A few species of plants once easy to spot appear to be missing — or at least not as readily visible as they once were.
Hurricane Ian struck Southwest Florida one year ago, on September 28, 2022, submerging the Garden’s natural areas. The inundation buffered the cultivated gardens from extensive damage but may have impacted some native plant populations.
That’s the assessment of George Wilder, a botanist and curator of the Herbarium of Southwestern Florida, located at the Garden. Wilder recently chronicled the plants found within Garden’s natural habitats and undeveloped but “disturbed” lands such as firebreaks and drainage canals. He documented 576 species. He has not done a scientific study since the hurricane but noted five species he has not spotted over the past year.
“I’m quite worried about them,” he says.
The most apparent absence is that of Jameson’s waterlily (Nymphaea jamesoniana), a state-endangered plant. Wilder used to see them in a ditch along Thomasson Drive, bordering our property.
“They were choking that ditch in previous years,” he says. “I haven’t seen one plant out there.”

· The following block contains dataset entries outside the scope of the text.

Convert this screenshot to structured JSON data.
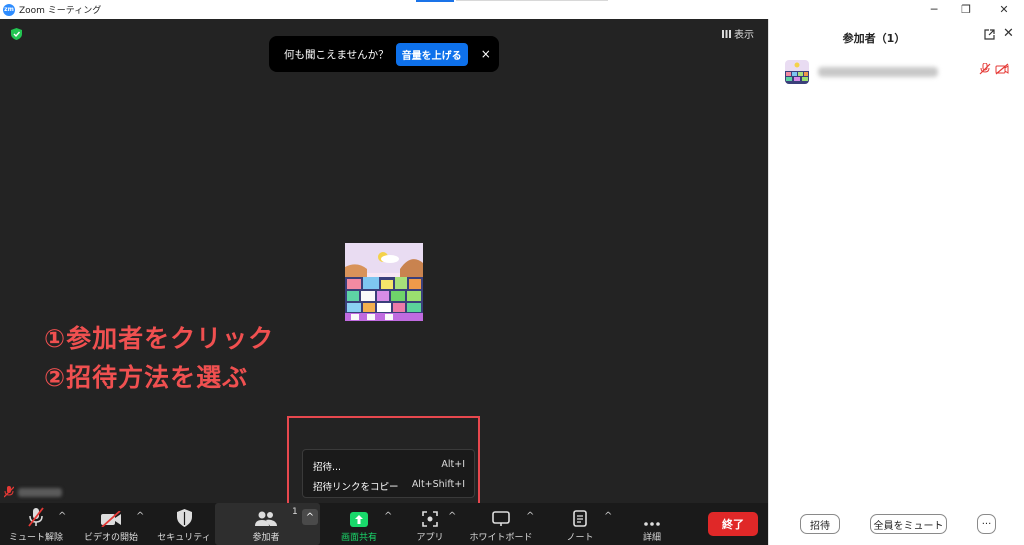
{
  "window": {
    "app_logo": "zm",
    "title": "Zoom ミーティング"
  },
  "meeting": {
    "toast": {
      "text": "何も聞こえませんか？",
      "button": "音量を上げる",
      "close": "×"
    },
    "view_label": "表示",
    "annotation_lines": [
      "①参加者をクリック",
      "②招待方法を選ぶ"
    ],
    "invite_menu": [
      {
        "label": "招待...",
        "shortcut": "Alt+I"
      },
      {
        "label": "招待リンクをコピー",
        "shortcut": "Alt+Shift+I"
      }
    ]
  },
  "toolbar": {
    "mute": "ミュート解除",
    "video": "ビデオの開始",
    "security": "セキュリティ",
    "participants": "参加者",
    "participants_count": "1",
    "share": "画面共有",
    "apps": "アプリ",
    "whiteboard": "ホワイトボード",
    "notes": "ノート",
    "more": "詳細",
    "end": "終了",
    "caret": "^",
    "colors": {
      "share": "#19d96b",
      "end": "#e02828",
      "accent": "#0e71eb"
    }
  },
  "panel": {
    "title": "参加者（1）",
    "invite_button": "招待",
    "mute_all_button": "全員をミュート",
    "more_button": "···"
  },
  "icons": {
    "window": {
      "minimize": "─",
      "restore": "❐",
      "close": "✕"
    },
    "panel_close": "✕"
  }
}
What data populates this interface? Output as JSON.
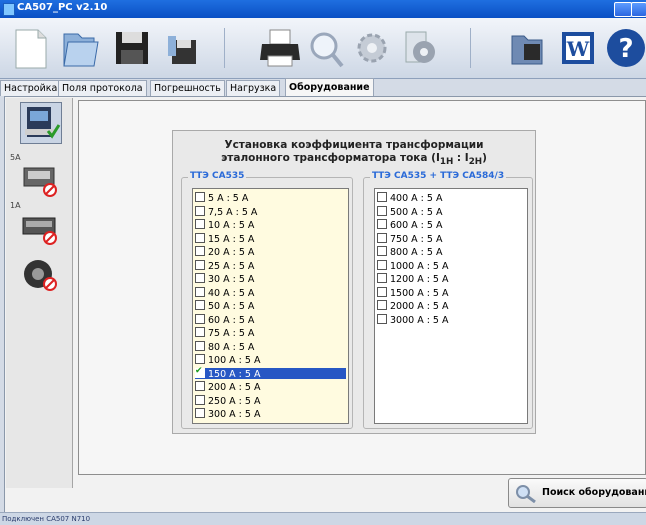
{
  "window": {
    "title": "CA507_PC v2.10"
  },
  "tabs": [
    {
      "label": "Настройка"
    },
    {
      "label": "Поля протокола"
    },
    {
      "label": "Погрешность"
    },
    {
      "label": "Нагрузка"
    },
    {
      "label": "Оборудование",
      "active": true
    }
  ],
  "sidebar": {
    "items": [
      {
        "label": ""
      },
      {
        "label": "5A"
      },
      {
        "label": "1A"
      },
      {
        "label": ""
      }
    ]
  },
  "dialog": {
    "title_line1": "Установка коэффициента трансформации",
    "title_line2": "эталонного трансформатора тока (I",
    "sub_1h": "1Н",
    "colon": " : I",
    "sub_2h": "2Н",
    "close_paren": ")",
    "group_left": {
      "label": "ТТЭ СА535",
      "items": [
        "5 A : 5 A",
        "7,5 A : 5 A",
        "10 A : 5 A",
        "15 A : 5 A",
        "20 A : 5 A",
        "25 A : 5 A",
        "30 A : 5 A",
        "40 A : 5 A",
        "50 A : 5 A",
        "60 A : 5 A",
        "75 A : 5 A",
        "80 A : 5 A",
        "100 A : 5 A",
        "150 A : 5 A",
        "200 A : 5 A",
        "250 A : 5 A",
        "300 A : 5 A"
      ],
      "selected_index": 13
    },
    "group_right": {
      "label": "ТТЭ СА535 + ТТЭ СА584/3",
      "items": [
        "400 A : 5 A",
        "500 A : 5 A",
        "600 A : 5 A",
        "750 A : 5 A",
        "800 A : 5 A",
        "1000 A : 5 A",
        "1200 A : 5 A",
        "1500 A : 5 A",
        "2000 A : 5 A",
        "3000 A : 5 A"
      ]
    }
  },
  "search_button": {
    "label": "Поиск оборудования"
  },
  "status": {
    "text": "Подключен CA507 N710"
  },
  "colors": {
    "accent": "#2a6ad8",
    "selection": "#2757c4",
    "list_left_bg": "#fffbe0",
    "list_right_bg": "#ffffff",
    "titlebar": "#0a4fc4"
  }
}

The abnormally dry summer may have contributed to the void, he adds.
- Hairy fimbry (Fimbristylis puberula), a sedge that Wilder previously observed in the Garden’s northern scrub habitat. (Scrub is an increasingly rare ecosystem, characterized by higher elevation and sandy soil. Most has been lost to development.)
- Pinebarren goldenrod (Solidago fistulosa), a flowering plant whose regional population has been declining due to habitat loss.
- Forked bluecurls (Trichostema dichotomum), a mint that grew in the scrub habitat.
- Florida yelloweyed grass (Xyris floridana), a grass species uncommon in south Florida. Wilder had been “delighted” to find it in the Garden’s pine flatwoods and is concerned he has not seen it since the storm.
Additionally, bromeliads exposed to floodwater seem to have perished, Wilder says. Some more common species, however, rebounded. Examples include least snoutbean (Rhynchosia minima), which sprouted a new population, and fragrant flatsedge (Cyperus odoratus), which tolerated the storm “beautifully.”
When natural disasters strike, some species may not be able to rebound because they can’t reseed, Wilder explains.
“Many years ago, this area was surrounded by scrub land,” he says. “There were seed sources for lost species. Now they are less likely to be replaced naturally.”
That reality drives Garden conservationists to collect seeds from as many native species as possible and investigate how to grow them (there is little published research on Southwest Florida’s native plants). Staff members comb the Preserve and nearby conservation lands to add to the seed bank’s holdings, currently about 220,000 seeds, including those from 48 native species. Conservation Horticulture Manager Jessica DeYoung says the team aspires to conserve some 200 native species.
“We can’t predict the future,” she says. “We don’t know what plants will be affected when. Having that repository, the seed bank, allows us to collect these seeds before something happens to the plant in the wild.”
About the Author
Jennifer Reed is the Garden’s Editorial Director and a longtime Southwest Florida journalist.